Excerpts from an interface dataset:
- Opening Delimiter -

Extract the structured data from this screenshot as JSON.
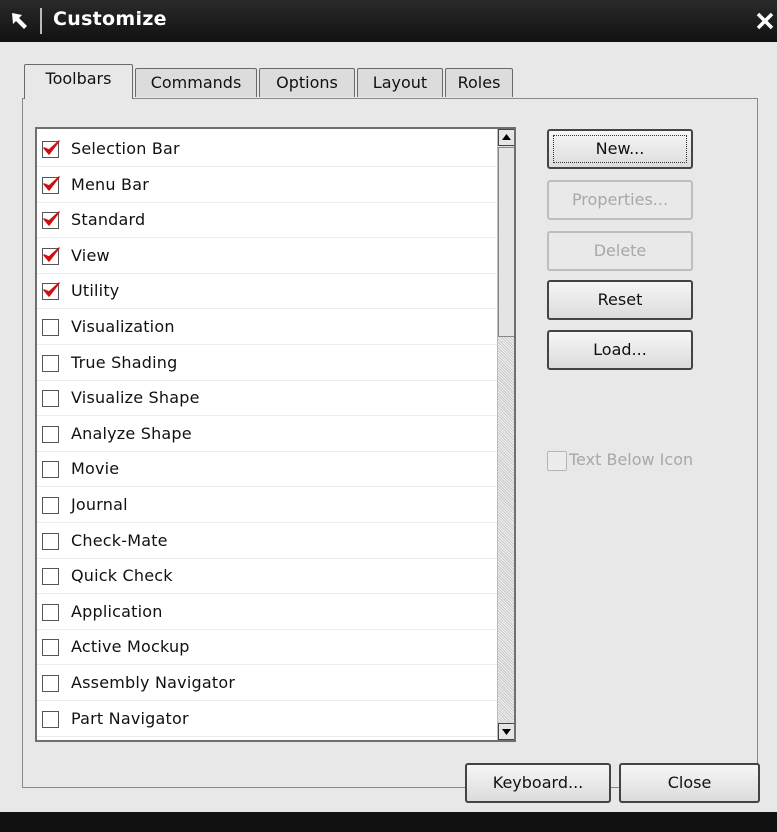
{
  "window": {
    "title": "Customize"
  },
  "tabs": [
    {
      "label": "Toolbars",
      "active": true
    },
    {
      "label": "Commands",
      "active": false
    },
    {
      "label": "Options",
      "active": false
    },
    {
      "label": "Layout",
      "active": false
    },
    {
      "label": "Roles",
      "active": false
    }
  ],
  "toolbar_list": {
    "items": [
      {
        "label": "Selection Bar",
        "checked": true
      },
      {
        "label": "Menu Bar",
        "checked": true
      },
      {
        "label": "Standard",
        "checked": true
      },
      {
        "label": "View",
        "checked": true
      },
      {
        "label": "Utility",
        "checked": true
      },
      {
        "label": "Visualization",
        "checked": false
      },
      {
        "label": "True Shading",
        "checked": false
      },
      {
        "label": "Visualize Shape",
        "checked": false
      },
      {
        "label": "Analyze Shape",
        "checked": false
      },
      {
        "label": "Movie",
        "checked": false
      },
      {
        "label": "Journal",
        "checked": false
      },
      {
        "label": "Check-Mate",
        "checked": false
      },
      {
        "label": "Quick Check",
        "checked": false
      },
      {
        "label": "Application",
        "checked": false
      },
      {
        "label": "Active Mockup",
        "checked": false
      },
      {
        "label": "Assembly Navigator",
        "checked": false
      },
      {
        "label": "Part Navigator",
        "checked": false
      }
    ]
  },
  "side_buttons": {
    "new": "New...",
    "properties": "Properties...",
    "delete": "Delete",
    "reset": "Reset",
    "load": "Load..."
  },
  "text_below_icon": {
    "label": "Text Below Icon",
    "checked": false,
    "enabled": false
  },
  "footer": {
    "keyboard": "Keyboard...",
    "close": "Close"
  },
  "colors": {
    "titlebar": "#1a1a1a",
    "check": "#d01010",
    "dialog_bg": "#e8e8e8"
  }
}
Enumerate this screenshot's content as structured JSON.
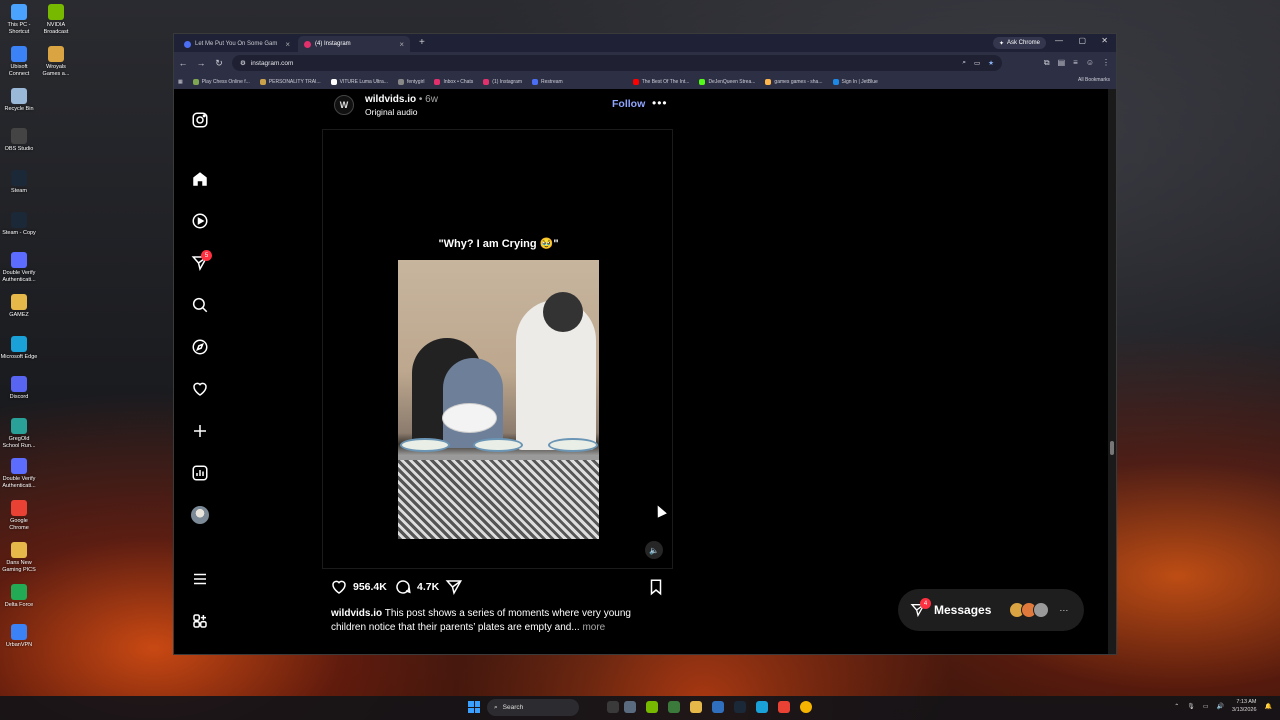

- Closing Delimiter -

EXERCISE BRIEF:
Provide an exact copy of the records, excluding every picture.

SOLUTION:
Extract the structured data from this screenshot as JSON.
{
  "window": {
    "title": "Customize"
  },
  "tabs": [
    {
      "label": "Toolbars",
      "active": true
    },
    {
      "label": "Commands",
      "active": false
    },
    {
      "label": "Options",
      "active": false
    },
    {
      "label": "Layout",
      "active": false
    },
    {
      "label": "Roles",
      "active": false
    }
  ],
  "toolbar_list": {
    "items": [
      {
        "label": "Selection Bar",
        "checked": true
      },
      {
        "label": "Menu Bar",
        "checked": true
      },
      {
        "label": "Standard",
        "checked": true
      },
      {
        "label": "View",
        "checked": true
      },
      {
        "label": "Utility",
        "checked": true
      },
      {
        "label": "Visualization",
        "checked": false
      },
      {
        "label": "True Shading",
        "checked": false
      },
      {
        "label": "Visualize Shape",
        "checked": false
      },
      {
        "label": "Analyze Shape",
        "checked": false
      },
      {
        "label": "Movie",
        "checked": false
      },
      {
        "label": "Journal",
        "checked": false
      },
      {
        "label": "Check-Mate",
        "checked": false
      },
      {
        "label": "Quick Check",
        "checked": false
      },
      {
        "label": "Application",
        "checked": false
      },
      {
        "label": "Active Mockup",
        "checked": false
      },
      {
        "label": "Assembly Navigator",
        "checked": false
      },
      {
        "label": "Part Navigator",
        "checked": false
      }
    ]
  },
  "side_buttons": {
    "new": "New...",
    "properties": "Properties...",
    "delete": "Delete",
    "reset": "Reset",
    "load": "Load..."
  },
  "text_below_icon": {
    "label": "Text Below Icon",
    "checked": false,
    "enabled": false
  },
  "footer": {
    "keyboard": "Keyboard...",
    "close": "Close"
  },
  "colors": {
    "titlebar": "#1a1a1a",
    "check": "#d01010",
    "dialog_bg": "#e8e8e8"
  }
}
Enumerate this screenshot's content as structured JSON.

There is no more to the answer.